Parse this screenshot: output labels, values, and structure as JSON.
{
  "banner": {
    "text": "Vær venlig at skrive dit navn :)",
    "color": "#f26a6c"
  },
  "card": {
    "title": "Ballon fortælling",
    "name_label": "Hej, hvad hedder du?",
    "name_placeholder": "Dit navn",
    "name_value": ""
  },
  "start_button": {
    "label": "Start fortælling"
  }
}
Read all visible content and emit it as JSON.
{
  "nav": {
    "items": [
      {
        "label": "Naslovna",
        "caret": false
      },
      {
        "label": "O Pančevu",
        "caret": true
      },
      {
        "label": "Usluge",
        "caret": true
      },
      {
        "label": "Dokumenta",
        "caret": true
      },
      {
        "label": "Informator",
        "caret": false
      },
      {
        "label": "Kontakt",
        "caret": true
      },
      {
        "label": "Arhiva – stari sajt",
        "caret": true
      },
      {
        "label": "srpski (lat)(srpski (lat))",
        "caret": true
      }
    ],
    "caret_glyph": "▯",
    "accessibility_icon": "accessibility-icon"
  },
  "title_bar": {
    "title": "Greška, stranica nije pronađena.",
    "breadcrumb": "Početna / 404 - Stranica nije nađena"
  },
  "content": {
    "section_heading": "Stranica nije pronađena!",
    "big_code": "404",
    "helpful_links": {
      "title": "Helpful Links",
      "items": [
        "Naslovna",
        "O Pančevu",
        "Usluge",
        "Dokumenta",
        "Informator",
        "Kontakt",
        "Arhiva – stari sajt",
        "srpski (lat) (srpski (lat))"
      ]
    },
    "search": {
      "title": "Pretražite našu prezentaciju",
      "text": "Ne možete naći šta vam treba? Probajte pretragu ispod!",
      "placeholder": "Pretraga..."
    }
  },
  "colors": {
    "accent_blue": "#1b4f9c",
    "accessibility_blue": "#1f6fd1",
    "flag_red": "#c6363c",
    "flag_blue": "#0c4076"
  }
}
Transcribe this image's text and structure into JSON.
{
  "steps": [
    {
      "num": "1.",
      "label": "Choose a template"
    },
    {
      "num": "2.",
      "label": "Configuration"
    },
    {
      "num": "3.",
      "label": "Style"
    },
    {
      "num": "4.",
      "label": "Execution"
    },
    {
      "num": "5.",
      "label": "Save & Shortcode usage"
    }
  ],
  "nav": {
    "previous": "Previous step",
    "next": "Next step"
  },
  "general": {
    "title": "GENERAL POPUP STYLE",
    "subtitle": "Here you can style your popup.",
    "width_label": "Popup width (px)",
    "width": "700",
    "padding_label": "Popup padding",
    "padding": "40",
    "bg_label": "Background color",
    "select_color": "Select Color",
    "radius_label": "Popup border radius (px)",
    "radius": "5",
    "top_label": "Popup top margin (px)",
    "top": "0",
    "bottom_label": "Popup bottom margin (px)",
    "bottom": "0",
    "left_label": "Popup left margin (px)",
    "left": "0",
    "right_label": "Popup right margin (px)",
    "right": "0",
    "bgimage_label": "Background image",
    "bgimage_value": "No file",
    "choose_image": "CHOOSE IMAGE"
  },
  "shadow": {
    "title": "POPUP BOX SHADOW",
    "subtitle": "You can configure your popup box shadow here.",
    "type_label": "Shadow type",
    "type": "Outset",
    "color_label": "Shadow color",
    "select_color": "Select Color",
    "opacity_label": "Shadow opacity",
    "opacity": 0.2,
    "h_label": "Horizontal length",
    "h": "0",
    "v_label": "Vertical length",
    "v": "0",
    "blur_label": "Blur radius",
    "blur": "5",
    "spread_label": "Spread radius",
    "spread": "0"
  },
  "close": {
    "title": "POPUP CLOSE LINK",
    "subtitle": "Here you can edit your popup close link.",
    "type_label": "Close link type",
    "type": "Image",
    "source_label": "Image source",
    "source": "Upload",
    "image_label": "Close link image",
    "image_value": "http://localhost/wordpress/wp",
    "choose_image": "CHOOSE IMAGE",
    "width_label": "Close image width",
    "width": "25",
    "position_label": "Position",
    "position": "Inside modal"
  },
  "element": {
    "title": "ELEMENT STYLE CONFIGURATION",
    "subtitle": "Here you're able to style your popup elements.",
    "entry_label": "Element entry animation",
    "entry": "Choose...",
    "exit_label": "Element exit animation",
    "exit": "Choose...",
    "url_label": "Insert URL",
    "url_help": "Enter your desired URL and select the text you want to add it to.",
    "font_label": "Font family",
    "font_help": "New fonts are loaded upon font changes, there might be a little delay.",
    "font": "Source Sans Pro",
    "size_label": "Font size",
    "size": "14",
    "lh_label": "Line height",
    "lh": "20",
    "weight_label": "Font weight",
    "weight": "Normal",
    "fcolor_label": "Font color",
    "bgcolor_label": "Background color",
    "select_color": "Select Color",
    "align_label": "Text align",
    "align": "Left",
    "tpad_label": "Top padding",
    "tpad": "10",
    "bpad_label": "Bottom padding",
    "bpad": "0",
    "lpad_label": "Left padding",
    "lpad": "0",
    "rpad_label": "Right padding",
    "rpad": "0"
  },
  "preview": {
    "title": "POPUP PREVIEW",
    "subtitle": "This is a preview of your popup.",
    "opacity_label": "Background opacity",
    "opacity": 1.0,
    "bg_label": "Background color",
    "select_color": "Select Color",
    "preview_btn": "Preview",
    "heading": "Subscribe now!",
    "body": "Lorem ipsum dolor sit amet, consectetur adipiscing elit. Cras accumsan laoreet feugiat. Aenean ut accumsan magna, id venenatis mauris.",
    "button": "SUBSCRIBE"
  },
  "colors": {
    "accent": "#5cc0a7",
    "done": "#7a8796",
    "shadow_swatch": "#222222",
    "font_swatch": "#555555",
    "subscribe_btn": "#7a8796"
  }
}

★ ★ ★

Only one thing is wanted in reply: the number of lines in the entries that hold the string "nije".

- Exercise response: 3